Broomfield became known for this self-reflective film-making style: making films that were also about the making itself as well as the ostensible subject. His influence on documentary could be seen in the work of younger filmmakers of the first decade of the 21st century: according to The Guardian, Michael Moore, Louis Theroux and Morgan Spurlock each demonstrated similar styles in their recent box-office hits. Such filmmakers have been classified as Les Nouvelles Egotistes; others have likened Broomfield's work to the Gonzo journalism of American Hunter S. Thompson.
Kurt & Courtney, about American musicians Kurt Cobain and Courtney Love, was selected for the 1998 Sundance Film Festival. Its screening was cancelled by the festival after Love threatened to sue, as the film was released after Cobain's death. A previous film, Soldier Girls, which Broomfield co-directed with Joan Churchill, won first prize at the BAFTA Film Awards a few years previously.
In 2006, Broomfield changed his style again, adopting techniques of what he calls 'Direct Cinema': using non-actors to play themselves in dramas with a screenplay. He completed a drama called Ghosts for Channel 4; this was inspired by the 2004 Morecambe Bay cockling disaster, when 23 Chinese immigrant cockle pickers drowned after being cut off by the tides. Ghosts won an award and helped raise nearly £500,000 to help the victims' families.
In Battle for Haditha (2007), Broomfield worked with ex-Marines and Iraqi refugees, as well as known actors. The film was shot sequentially, enabling the cast to build their characters as the story progressed. It also used real locations, and a very small documentary-style film crew. Although working from a detailed script, Broomfield allowed the actors to improvise and add dialogue. Broomfield based his script on research with the Marines of Kilo Company who took part in the fighting on that day, the survivors of the massacre, and the six-thousand page NCIS government report.
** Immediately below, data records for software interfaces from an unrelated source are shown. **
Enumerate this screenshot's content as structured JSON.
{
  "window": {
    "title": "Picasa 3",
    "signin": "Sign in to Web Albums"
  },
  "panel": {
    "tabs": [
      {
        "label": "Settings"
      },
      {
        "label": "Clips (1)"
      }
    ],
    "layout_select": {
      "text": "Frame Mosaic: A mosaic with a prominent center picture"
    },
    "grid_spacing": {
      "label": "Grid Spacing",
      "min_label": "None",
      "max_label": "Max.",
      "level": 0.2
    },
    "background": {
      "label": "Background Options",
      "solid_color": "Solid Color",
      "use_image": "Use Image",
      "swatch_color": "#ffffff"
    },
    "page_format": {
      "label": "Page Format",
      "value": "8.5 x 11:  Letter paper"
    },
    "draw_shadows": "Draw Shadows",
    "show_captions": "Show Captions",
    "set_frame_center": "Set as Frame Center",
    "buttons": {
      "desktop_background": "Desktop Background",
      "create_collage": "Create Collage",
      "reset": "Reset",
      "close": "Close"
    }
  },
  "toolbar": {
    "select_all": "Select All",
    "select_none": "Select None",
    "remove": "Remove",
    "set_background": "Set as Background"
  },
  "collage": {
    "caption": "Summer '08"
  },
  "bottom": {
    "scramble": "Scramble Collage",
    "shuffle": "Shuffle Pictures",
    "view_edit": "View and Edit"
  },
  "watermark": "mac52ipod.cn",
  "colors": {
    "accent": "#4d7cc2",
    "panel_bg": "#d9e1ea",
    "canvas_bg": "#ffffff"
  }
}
Battle for Haditha won two international awards.
- British Academy Award (BAFTA)
- Prix Italia
- The Dupont Columbia Award for Outstanding Journalism
- The Peabody
- The Royal Television Society Award
- First Prize, Sundance Film Festival
- John Grierson Award
- Robert Flaherty Award
- The Hague Peace Prize
- The Chris Award
- The Blue Ribbon
- The California State Bar Award
- First Prize, Chicago Film Festival
- First Prize, US Film Festival
- First Prize, Festival of Mannheim
- First Prize, Festival di Popoli
- Special Jury Award, Melbourne Film Festival
- Inspiration Award, Sheffield Doc/Fest 2011